### DATA SHOWN
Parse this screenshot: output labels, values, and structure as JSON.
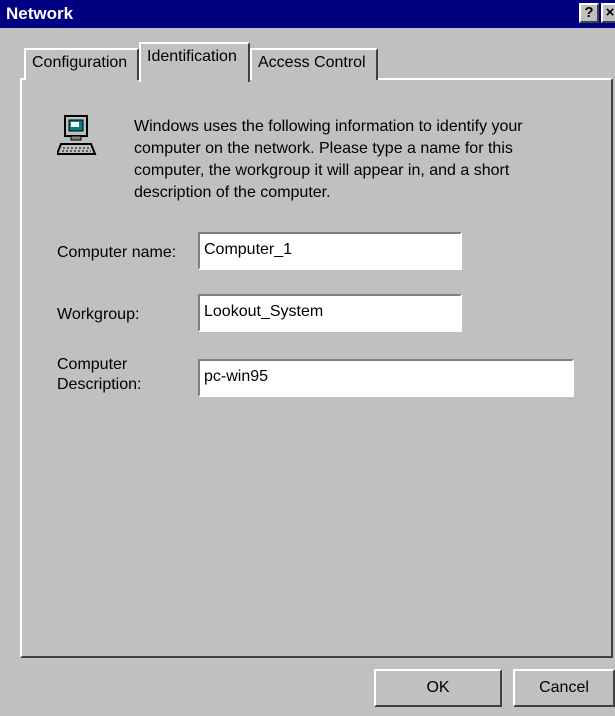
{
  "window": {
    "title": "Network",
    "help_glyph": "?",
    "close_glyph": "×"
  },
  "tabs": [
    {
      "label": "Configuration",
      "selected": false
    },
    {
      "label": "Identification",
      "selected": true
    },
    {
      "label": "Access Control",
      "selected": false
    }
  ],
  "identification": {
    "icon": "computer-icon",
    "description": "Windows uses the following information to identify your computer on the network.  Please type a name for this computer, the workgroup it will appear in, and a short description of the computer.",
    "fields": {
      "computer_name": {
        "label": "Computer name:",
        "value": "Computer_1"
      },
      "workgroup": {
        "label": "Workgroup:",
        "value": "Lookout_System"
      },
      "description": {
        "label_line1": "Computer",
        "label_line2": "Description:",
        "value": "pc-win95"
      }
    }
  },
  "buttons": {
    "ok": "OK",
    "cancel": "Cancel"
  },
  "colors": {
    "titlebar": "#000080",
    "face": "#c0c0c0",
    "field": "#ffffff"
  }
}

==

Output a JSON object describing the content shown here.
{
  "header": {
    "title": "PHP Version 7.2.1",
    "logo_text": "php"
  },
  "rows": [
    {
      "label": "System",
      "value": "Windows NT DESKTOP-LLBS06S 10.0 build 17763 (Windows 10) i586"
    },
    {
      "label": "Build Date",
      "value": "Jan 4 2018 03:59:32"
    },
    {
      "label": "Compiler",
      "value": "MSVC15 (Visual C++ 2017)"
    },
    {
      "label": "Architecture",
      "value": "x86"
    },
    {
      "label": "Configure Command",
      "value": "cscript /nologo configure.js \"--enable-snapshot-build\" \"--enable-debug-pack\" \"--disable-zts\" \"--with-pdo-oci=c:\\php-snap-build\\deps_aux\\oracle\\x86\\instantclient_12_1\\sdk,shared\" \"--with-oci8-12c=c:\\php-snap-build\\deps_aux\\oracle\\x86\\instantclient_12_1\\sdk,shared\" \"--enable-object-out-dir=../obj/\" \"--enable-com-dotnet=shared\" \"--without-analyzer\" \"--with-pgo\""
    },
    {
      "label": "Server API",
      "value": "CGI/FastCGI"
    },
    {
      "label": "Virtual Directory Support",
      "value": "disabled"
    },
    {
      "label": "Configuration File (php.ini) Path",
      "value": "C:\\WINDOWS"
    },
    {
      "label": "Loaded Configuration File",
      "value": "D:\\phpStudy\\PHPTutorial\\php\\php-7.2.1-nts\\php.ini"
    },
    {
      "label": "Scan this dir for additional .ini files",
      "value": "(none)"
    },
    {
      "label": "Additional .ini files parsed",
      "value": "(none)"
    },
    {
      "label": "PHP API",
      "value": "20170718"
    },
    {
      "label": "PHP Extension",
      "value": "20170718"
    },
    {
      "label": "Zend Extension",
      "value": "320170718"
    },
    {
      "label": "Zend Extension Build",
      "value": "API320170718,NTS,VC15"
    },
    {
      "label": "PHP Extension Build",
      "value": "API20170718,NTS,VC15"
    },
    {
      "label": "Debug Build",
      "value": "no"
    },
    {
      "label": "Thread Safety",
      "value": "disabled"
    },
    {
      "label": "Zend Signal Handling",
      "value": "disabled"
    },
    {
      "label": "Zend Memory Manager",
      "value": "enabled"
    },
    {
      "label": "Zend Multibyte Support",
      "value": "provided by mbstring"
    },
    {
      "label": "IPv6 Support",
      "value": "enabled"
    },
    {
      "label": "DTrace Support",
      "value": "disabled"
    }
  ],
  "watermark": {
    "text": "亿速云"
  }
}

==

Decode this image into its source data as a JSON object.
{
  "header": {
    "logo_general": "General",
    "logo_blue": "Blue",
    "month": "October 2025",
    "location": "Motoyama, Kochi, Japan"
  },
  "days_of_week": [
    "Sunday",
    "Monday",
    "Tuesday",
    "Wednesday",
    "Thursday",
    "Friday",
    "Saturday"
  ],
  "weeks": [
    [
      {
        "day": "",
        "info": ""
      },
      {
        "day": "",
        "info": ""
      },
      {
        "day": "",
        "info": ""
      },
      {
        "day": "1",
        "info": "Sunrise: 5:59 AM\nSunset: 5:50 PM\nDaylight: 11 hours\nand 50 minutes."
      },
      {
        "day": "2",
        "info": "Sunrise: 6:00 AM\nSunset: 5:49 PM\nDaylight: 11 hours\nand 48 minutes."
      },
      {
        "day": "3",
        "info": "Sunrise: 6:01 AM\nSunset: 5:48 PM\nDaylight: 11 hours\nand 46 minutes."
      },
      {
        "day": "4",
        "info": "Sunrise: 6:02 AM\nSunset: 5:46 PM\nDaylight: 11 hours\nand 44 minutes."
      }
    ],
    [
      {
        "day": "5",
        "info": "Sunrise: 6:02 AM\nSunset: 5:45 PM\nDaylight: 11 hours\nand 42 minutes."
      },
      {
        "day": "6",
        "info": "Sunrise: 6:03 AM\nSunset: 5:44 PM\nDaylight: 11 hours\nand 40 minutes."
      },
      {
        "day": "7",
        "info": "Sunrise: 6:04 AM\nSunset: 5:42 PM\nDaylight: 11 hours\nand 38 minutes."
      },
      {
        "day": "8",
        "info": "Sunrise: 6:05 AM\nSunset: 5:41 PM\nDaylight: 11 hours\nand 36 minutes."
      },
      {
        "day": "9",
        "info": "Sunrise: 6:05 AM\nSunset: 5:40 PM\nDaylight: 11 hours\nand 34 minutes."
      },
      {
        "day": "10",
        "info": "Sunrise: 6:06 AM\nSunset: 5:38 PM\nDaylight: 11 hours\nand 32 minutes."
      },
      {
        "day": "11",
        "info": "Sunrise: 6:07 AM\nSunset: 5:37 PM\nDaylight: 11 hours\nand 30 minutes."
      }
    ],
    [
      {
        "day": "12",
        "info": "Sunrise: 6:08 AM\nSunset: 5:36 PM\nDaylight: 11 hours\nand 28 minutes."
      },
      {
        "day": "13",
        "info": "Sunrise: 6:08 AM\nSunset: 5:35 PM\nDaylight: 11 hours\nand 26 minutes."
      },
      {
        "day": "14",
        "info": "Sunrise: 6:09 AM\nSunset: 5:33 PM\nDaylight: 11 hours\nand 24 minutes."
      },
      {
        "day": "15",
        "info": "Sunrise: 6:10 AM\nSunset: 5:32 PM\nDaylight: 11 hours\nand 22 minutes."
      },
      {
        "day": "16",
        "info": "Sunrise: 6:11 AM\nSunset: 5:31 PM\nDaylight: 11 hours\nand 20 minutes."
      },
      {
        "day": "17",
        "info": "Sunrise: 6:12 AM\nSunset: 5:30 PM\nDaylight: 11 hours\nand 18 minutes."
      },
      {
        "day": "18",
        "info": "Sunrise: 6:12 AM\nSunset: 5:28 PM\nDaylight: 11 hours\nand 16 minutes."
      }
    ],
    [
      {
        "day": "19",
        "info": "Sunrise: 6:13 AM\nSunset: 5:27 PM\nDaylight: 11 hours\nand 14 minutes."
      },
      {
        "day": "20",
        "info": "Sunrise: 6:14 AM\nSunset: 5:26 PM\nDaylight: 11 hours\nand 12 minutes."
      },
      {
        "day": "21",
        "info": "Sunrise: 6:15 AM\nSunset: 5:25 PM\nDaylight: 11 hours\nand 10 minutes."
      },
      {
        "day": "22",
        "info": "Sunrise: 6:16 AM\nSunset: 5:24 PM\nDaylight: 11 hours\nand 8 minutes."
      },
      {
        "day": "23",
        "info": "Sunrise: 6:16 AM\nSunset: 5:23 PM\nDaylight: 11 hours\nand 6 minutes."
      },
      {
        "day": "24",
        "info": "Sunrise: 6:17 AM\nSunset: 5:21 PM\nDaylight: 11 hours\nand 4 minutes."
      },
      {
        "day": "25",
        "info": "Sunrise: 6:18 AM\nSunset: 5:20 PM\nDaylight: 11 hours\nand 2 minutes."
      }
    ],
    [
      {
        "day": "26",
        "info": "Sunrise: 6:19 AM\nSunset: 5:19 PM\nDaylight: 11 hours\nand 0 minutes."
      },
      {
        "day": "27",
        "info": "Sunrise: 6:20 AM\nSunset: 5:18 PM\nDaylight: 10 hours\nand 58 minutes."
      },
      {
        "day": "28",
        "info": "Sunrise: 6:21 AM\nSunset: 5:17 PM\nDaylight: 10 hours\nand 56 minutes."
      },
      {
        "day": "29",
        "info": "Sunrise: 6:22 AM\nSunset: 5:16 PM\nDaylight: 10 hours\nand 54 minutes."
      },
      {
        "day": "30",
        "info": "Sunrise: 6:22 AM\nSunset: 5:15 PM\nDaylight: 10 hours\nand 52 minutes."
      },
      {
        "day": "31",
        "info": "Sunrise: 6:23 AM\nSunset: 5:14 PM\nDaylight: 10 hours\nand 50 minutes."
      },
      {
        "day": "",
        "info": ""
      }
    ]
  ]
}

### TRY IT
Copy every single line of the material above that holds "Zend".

### ANSWER AREA
      "label": "Zend Extension",
      "label": "Zend Extension Build",
      "label": "Zend Signal Handling",
      "label": "Zend Memory Manager",
      "label": "Zend Multibyte Support",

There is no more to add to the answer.